Also, note your hand position on the steering wheel. If the steering wheel were a clock, you'd need to have your left hand where the ten would be and your right hand where the two would be to create balance and avoid pulling the wheel too far to one side.
When You're Pulled Over By a Cop
If a cop is pulling you over, go to a safe, well-lit area with enough room for both cars. On a highway, pull over to the right side of the road. If you can't slow down and pull over immediately, turn on your emergency lights to let the officer know you will pull over as soon as possible. Once you pull over, roll down the window, turn off the car, and keep your hands on the steering wheel. If the cop is in an unmarked vehicle, you may wish to keep the window rolled up until you see their identification.
Be calm, polite and respectful, not defensive. When the officer asks to see your license and registration, let them know where they are before reaching for them.
You may or may not get a ticket. When the officer is done issuing the ticket or warning, use caution when making your way back onto the road.
While you're learning how to park, practice in an empty part of the lot or between cones rather than near other cars.
Angled spaces are easier to get into than 90-degree ones, but the parking guidelines are about the same.
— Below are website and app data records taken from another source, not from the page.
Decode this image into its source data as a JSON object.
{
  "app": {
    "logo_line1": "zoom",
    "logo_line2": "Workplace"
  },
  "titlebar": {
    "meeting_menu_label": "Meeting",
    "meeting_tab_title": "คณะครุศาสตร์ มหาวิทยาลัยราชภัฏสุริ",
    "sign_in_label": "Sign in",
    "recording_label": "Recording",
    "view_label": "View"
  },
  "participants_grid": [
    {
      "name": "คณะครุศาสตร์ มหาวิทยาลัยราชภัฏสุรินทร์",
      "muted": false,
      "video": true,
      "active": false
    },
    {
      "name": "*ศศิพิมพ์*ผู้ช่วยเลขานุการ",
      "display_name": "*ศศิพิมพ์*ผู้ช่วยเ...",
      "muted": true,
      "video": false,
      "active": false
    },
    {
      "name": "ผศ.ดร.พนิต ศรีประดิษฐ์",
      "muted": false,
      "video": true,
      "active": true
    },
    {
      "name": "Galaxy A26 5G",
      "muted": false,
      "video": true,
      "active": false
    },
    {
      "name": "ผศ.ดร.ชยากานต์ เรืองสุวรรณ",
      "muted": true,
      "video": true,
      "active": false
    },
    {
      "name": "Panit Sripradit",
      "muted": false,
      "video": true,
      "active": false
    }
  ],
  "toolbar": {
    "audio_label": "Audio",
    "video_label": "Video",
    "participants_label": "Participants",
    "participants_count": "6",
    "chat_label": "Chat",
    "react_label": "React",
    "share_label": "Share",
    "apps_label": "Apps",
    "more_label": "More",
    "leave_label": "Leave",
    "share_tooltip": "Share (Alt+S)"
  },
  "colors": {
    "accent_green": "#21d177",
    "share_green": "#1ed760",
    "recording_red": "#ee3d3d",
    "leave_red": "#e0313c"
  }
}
Once you've found your spot, use your turn signal to let other drivers know your intention to park there. Make sure there are at least six feet between your car and the parked cars. Slowly move forward until your bumper is even with the center of the spot, then turn the wheel sharply in the direction you need to go, about half a turn. Ease your foot off the brake and then slowly keep turning into the spot. Once you're in it, straighten the wheels, press the brake, put the shifter into Park, and turn off the car. If you're parked on a hill, engage the emergency brake.
Parallel parking is a bit more intimidating than parking in a regular lot. Practice the guidelines instead of trying to drive straight into a spot, and you'll be able to park anywhere.